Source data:

========================================================================

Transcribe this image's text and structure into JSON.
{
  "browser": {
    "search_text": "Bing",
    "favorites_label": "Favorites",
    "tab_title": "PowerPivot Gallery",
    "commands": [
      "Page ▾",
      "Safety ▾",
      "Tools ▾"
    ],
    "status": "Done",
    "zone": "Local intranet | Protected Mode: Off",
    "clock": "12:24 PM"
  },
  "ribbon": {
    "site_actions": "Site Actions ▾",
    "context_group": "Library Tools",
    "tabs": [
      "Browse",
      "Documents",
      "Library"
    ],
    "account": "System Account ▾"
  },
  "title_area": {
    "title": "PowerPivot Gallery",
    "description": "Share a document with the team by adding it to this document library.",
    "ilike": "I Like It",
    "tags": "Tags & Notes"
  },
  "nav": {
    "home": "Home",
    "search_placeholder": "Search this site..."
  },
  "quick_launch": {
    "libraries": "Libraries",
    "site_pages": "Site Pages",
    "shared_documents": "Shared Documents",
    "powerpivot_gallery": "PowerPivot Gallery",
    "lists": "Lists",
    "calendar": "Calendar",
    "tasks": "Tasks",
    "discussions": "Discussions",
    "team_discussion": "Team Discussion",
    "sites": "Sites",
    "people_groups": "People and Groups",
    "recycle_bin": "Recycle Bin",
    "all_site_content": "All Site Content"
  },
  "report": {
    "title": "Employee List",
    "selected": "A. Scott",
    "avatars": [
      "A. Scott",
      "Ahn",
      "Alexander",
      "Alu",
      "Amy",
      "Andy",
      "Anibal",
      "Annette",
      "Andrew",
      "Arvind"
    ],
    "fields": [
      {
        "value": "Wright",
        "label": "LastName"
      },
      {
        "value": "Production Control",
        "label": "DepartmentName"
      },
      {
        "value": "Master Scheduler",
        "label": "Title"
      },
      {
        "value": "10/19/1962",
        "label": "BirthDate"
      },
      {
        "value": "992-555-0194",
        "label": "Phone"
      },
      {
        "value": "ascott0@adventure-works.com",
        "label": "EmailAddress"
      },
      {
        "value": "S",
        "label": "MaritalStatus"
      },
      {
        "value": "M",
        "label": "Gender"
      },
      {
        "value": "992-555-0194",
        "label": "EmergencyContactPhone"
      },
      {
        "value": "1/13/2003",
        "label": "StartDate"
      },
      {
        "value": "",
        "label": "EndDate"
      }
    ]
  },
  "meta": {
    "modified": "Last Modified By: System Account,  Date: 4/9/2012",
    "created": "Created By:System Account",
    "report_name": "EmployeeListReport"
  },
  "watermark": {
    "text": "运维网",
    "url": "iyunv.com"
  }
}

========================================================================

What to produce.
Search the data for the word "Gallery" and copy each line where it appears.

Result of this task.
    "tab_title": "PowerPivot Gallery",
    "title": "PowerPivot Gallery",
    "powerpivot_gallery": "PowerPivot Gallery",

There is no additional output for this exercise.